> Exercise details: Search the material for lines containing the word "this", and copy each one.
'''
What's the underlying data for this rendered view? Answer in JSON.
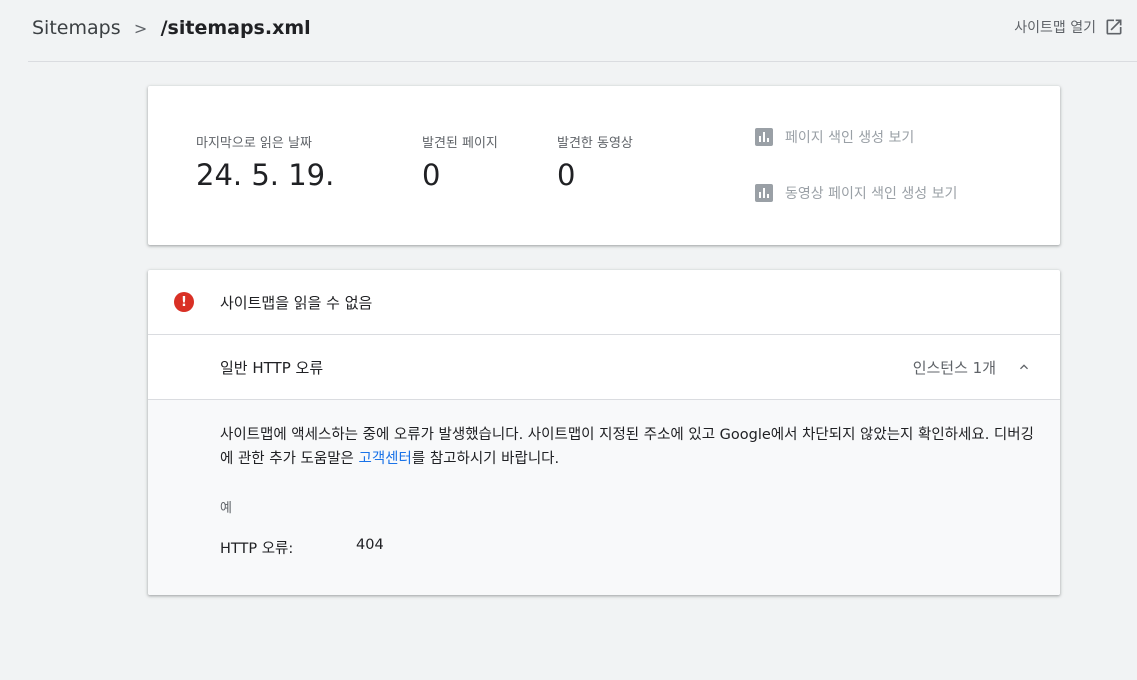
{
  "header": {
    "breadcrumb_root": "Sitemaps",
    "breadcrumb_separator": ">",
    "breadcrumb_current": "/sitemaps.xml",
    "open_sitemap_label": "사이트맵 열기"
  },
  "summary": {
    "last_read_label": "마지막으로 읽은 날짜",
    "last_read_value": "24. 5. 19.",
    "discovered_pages_label": "발견된 페이지",
    "discovered_pages_value": "0",
    "discovered_videos_label": "발견한 동영상",
    "discovered_videos_value": "0",
    "page_index_report_label": "페이지 색인 생성 보기",
    "video_index_report_label": "동영상 페이지 색인 생성 보기"
  },
  "error": {
    "title": "사이트맵을 읽을 수 없음",
    "issue_title": "일반 HTTP 오류",
    "issue_count": "인스턴스 1개",
    "description_before_link": "사이트맵에 액세스하는 중에 오류가 발생했습니다. 사이트맵이 지정된 주소에 있고 Google에서 차단되지 않았는지 확인하세요. 디버깅에 관한 추가 도움말은 ",
    "help_link_text": "고객센터",
    "description_after_link": "를 참고하시기 바랍니다.",
    "example_label": "예",
    "http_error_label": "HTTP 오류:",
    "http_error_value": "404"
  },
  "colors": {
    "error_red": "#d93025",
    "link_blue": "#1a73e8",
    "muted_gray": "#9aa0a6"
  },
  "icons": {
    "open_sitemap": "open-in-new-icon",
    "reports": "bar-chart-icon",
    "error": "error-exclamation-icon",
    "collapse": "chevron-up-icon"
  }
}
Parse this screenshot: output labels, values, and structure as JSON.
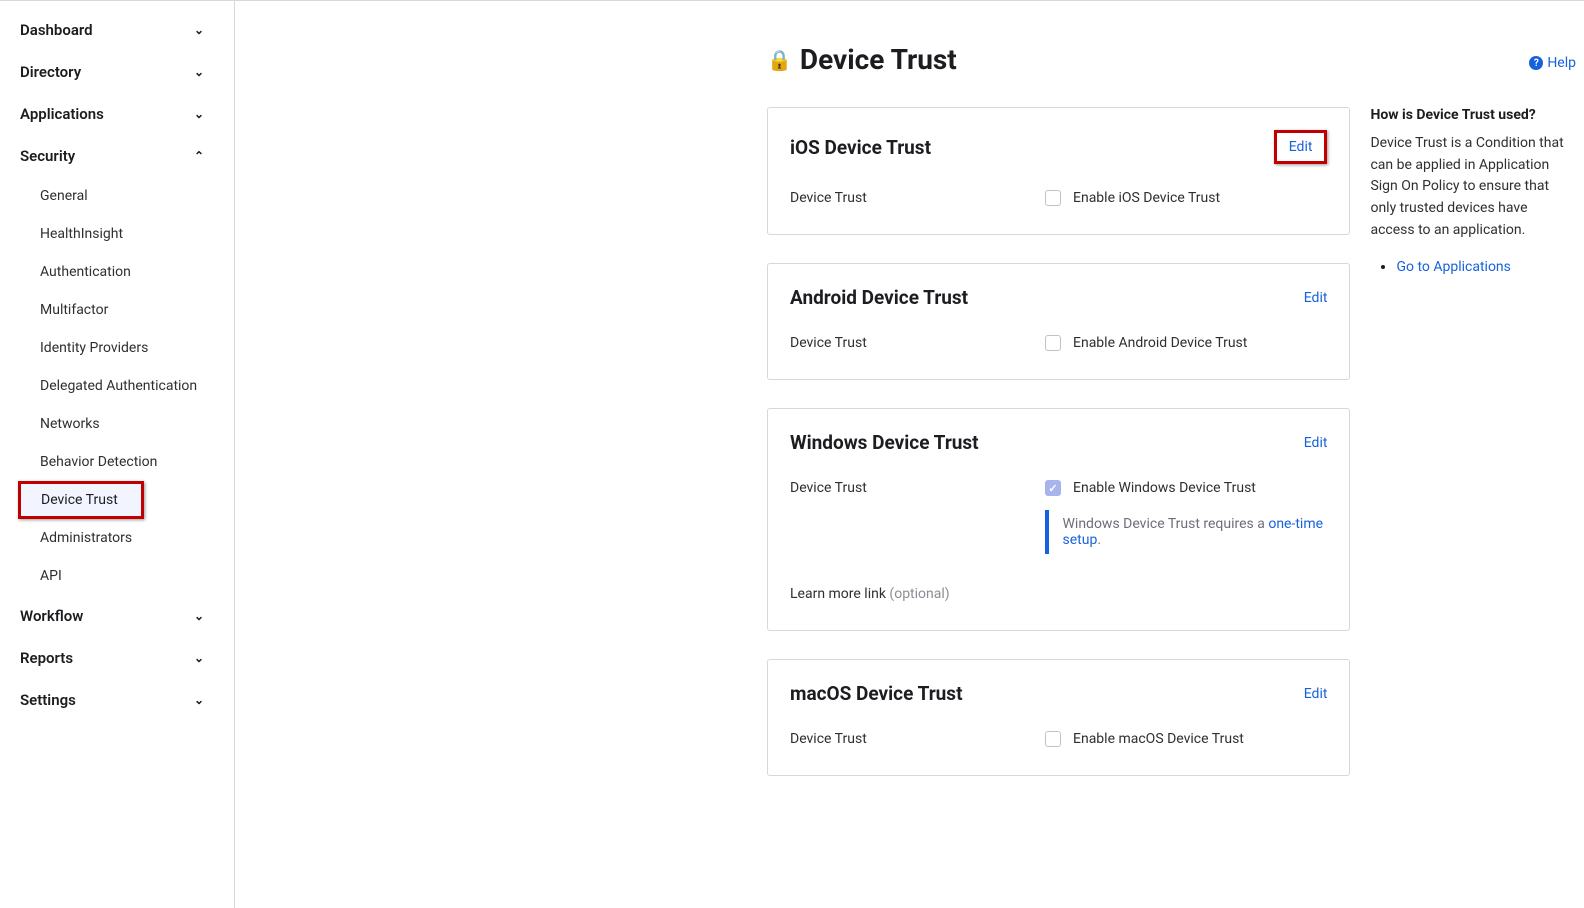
{
  "sidebar": {
    "items": [
      {
        "label": "Dashboard",
        "expanded": false
      },
      {
        "label": "Directory",
        "expanded": false
      },
      {
        "label": "Applications",
        "expanded": false
      },
      {
        "label": "Security",
        "expanded": true,
        "children": [
          "General",
          "HealthInsight",
          "Authentication",
          "Multifactor",
          "Identity Providers",
          "Delegated Authentication",
          "Networks",
          "Behavior Detection",
          "Device Trust",
          "Administrators",
          "API"
        ]
      },
      {
        "label": "Workflow",
        "expanded": false
      },
      {
        "label": "Reports",
        "expanded": false
      },
      {
        "label": "Settings",
        "expanded": false
      }
    ],
    "active_sub": "Device Trust"
  },
  "page": {
    "title": "Device Trust",
    "help_label": "Help"
  },
  "cards": {
    "ios": {
      "title": "iOS Device Trust",
      "edit": "Edit",
      "row_label": "Device Trust",
      "checkbox_label": "Enable iOS Device Trust",
      "checked": false
    },
    "android": {
      "title": "Android Device Trust",
      "edit": "Edit",
      "row_label": "Device Trust",
      "checkbox_label": "Enable Android Device Trust",
      "checked": false
    },
    "windows": {
      "title": "Windows Device Trust",
      "edit": "Edit",
      "row_label": "Device Trust",
      "checkbox_label": "Enable Windows Device Trust",
      "checked": true,
      "info_prefix": "Windows Device Trust requires a ",
      "info_link": "one-time setup",
      "info_suffix": ".",
      "learn_label": "Learn more link ",
      "learn_optional": "(optional)"
    },
    "macos": {
      "title": "macOS Device Trust",
      "edit": "Edit",
      "row_label": "Device Trust",
      "checkbox_label": "Enable macOS Device Trust",
      "checked": false
    }
  },
  "help_panel": {
    "heading": "How is Device Trust used?",
    "body": "Device Trust is a Condition that can be applied in Application Sign On Policy to ensure that only trusted devices have access to an application.",
    "link": "Go to Applications"
  }
}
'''
> Task answer:
What's the underlying data for this rendered view? Answer in JSON.
Parse this screenshot: output labels, values, and structure as JSON.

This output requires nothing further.